The Latest on the Budget
Despite worsening poverty rates and still high unemployment, State and federal budget cuts in a wide array of health, education, nutrition, and social programs are either underway or threatened. Billions are at stake and millions of children and families are directly affected. Children need the help of adults to stop senseless cuts in proven programs. Our view is that children should be held harmless as the nation struggles to fix its finances and that there are numerous revenue and cut options, done moderately, which would preserve our commitment to the country’s children and youth.
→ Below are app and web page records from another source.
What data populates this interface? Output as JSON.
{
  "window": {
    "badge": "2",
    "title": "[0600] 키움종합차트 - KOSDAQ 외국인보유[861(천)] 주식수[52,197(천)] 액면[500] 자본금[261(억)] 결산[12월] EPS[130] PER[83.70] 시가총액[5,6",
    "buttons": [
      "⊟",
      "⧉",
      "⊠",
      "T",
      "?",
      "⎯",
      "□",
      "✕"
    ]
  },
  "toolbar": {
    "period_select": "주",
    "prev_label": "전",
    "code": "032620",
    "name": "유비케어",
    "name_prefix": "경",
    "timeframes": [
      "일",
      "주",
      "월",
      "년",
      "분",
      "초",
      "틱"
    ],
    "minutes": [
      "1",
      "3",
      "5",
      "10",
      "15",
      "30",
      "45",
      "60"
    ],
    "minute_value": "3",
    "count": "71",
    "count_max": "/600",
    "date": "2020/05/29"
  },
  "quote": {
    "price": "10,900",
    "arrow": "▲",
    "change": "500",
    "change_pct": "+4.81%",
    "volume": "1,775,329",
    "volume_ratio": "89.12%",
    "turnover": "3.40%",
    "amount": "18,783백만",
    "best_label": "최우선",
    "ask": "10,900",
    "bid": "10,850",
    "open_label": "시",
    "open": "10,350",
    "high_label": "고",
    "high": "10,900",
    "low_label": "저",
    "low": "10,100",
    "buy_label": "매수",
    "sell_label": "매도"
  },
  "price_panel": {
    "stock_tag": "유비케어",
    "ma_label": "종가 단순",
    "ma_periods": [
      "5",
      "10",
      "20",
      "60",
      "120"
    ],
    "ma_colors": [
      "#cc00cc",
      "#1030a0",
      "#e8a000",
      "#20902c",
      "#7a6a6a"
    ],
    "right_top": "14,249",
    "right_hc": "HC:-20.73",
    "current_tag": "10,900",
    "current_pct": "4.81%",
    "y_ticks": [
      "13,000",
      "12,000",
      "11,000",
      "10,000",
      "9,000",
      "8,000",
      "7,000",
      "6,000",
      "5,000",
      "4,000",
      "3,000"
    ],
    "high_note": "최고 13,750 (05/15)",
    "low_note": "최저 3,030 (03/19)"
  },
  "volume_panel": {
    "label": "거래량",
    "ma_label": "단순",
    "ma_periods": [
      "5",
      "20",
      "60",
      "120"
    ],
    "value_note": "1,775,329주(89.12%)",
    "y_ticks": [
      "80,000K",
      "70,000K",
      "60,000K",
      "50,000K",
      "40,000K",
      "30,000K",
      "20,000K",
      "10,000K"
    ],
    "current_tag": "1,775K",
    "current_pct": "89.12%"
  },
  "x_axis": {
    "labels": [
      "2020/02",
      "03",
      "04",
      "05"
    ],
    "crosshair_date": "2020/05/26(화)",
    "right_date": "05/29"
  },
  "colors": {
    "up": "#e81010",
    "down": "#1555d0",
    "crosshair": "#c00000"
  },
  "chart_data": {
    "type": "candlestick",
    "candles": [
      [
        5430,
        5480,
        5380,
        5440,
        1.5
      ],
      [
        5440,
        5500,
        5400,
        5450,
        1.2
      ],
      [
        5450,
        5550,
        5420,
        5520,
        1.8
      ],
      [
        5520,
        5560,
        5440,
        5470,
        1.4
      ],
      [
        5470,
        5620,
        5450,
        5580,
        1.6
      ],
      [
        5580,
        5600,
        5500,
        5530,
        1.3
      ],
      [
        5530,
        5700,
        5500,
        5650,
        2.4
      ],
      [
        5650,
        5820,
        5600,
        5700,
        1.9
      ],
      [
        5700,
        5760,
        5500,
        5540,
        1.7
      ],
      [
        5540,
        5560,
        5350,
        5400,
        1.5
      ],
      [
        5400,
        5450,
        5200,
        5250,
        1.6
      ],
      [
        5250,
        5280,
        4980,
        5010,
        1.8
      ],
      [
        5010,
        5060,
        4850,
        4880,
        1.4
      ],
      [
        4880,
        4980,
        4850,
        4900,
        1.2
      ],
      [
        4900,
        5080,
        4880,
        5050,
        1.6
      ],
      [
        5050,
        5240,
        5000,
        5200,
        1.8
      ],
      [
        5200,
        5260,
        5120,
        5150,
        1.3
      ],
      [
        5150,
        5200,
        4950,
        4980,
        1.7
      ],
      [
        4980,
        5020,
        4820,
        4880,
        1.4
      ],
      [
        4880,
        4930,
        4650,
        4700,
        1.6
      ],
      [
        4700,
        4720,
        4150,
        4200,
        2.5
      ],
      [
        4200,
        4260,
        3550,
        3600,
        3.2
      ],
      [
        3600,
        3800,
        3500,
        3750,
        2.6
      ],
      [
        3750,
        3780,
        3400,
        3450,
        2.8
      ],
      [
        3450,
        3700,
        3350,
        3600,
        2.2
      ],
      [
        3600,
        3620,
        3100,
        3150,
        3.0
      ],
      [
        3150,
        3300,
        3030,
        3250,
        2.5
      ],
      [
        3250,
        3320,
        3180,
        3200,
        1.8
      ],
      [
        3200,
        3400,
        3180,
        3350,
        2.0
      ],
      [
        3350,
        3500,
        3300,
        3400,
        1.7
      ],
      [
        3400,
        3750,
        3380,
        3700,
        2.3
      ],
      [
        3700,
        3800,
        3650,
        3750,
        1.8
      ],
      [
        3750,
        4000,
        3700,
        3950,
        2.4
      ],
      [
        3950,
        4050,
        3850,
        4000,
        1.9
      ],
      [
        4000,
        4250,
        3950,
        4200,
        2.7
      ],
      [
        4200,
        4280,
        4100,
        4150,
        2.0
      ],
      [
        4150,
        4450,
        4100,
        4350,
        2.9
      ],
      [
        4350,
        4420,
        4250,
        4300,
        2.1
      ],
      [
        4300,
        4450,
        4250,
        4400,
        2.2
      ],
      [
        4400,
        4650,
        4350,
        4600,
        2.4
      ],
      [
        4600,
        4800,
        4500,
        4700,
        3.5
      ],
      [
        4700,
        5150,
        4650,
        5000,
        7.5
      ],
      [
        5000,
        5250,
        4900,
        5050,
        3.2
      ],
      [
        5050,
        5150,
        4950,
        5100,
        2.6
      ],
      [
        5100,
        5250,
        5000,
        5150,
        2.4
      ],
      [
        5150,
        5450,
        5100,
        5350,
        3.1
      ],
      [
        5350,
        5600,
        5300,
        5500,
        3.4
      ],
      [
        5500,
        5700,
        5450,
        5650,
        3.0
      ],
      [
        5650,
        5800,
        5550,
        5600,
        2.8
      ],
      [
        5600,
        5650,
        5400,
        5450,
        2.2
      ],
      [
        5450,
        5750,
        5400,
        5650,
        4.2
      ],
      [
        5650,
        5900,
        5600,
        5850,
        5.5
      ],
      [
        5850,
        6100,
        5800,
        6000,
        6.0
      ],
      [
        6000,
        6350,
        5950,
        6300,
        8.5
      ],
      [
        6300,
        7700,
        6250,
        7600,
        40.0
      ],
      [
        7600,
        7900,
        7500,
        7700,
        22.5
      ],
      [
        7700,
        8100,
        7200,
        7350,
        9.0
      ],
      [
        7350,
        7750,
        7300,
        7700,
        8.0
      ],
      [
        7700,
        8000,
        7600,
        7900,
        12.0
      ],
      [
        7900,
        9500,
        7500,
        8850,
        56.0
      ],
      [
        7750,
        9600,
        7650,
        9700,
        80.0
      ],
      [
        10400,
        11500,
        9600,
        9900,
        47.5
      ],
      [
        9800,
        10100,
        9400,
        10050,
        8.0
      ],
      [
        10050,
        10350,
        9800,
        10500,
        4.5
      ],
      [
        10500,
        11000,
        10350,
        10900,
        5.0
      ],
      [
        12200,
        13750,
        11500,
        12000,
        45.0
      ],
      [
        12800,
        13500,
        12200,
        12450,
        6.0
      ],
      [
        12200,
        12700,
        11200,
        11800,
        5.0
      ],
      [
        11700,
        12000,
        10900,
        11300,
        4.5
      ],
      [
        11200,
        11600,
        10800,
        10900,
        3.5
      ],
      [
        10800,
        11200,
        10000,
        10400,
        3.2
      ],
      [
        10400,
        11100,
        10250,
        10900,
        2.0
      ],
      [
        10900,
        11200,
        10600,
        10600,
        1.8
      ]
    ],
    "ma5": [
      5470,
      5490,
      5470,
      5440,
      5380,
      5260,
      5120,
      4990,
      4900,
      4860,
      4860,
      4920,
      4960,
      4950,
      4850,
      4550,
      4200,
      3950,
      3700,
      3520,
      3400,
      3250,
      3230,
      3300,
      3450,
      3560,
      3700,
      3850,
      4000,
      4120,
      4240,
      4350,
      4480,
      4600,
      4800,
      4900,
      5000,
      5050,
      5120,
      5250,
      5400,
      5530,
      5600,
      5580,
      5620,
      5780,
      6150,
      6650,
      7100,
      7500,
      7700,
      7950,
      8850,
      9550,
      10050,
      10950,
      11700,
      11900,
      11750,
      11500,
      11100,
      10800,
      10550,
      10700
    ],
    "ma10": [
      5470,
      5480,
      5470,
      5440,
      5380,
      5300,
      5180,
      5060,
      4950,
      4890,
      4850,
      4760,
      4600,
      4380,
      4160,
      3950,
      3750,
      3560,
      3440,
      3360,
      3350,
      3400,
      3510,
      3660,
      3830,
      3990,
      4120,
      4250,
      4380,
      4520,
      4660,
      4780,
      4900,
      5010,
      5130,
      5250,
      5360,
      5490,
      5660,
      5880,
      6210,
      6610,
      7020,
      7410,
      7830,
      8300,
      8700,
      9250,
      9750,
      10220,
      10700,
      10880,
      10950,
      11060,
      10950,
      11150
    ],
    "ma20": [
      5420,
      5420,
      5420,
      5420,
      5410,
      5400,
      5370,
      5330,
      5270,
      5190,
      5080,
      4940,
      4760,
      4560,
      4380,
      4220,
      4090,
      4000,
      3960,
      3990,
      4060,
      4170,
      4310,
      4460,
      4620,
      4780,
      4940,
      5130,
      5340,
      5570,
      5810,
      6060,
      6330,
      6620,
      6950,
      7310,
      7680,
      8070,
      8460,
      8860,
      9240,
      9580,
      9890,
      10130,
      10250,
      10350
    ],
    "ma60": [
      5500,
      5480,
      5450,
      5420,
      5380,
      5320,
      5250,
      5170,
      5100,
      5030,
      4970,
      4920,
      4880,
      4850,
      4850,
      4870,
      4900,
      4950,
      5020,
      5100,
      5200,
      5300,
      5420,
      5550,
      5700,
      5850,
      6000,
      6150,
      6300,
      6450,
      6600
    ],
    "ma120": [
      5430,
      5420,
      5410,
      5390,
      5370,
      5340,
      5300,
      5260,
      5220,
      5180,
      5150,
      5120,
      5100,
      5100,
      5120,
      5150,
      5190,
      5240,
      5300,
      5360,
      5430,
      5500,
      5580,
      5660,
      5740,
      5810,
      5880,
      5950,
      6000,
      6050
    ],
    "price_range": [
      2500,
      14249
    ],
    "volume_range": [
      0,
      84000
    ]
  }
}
On the federal side, few cuts have actually occurred—yet. That’s because the Administration’s first budget and the American Recovery and Reinvestment Act (ARRA/stimulus bill) actually increased spending in many children’s programs. However, ARRA has now expired, and the federal budget is now being debated in a political atmosphere very different from that of 2 years ago. Nevertheless, while the new majority in the House passed a bill, H.R. 1, which proposed to cut billions in kids’ programs, it was significantly watered down once the public understood the implications for children and others. Now the House has passed its 2012 budget bill, the “Ryan bill,” which contains deep cuts in numerous children’s programs. The adoption of a final budget is months away and will depend on what the Senate does—and on what influence the President can exert. In a worst case scenario—and all of this is complicated by the need to raise the country’s debt ceiling—major cuts in children’s programs could happen and the hard-won gains in their behalf could be severely set back.
On the state side, many cuts have actually occurred, in many states, and many more cuts are in the pipeline, many of which will go into effect between July 1 and October 1. Unlike the previous two years of the recession, ARRA funds are not available to hold off the cuts. No one knows yet what the final numbers will look like, but there’s every reason to believe these will be the sharpest reductions, cumulatively, in children’s programs than any time in recent memory.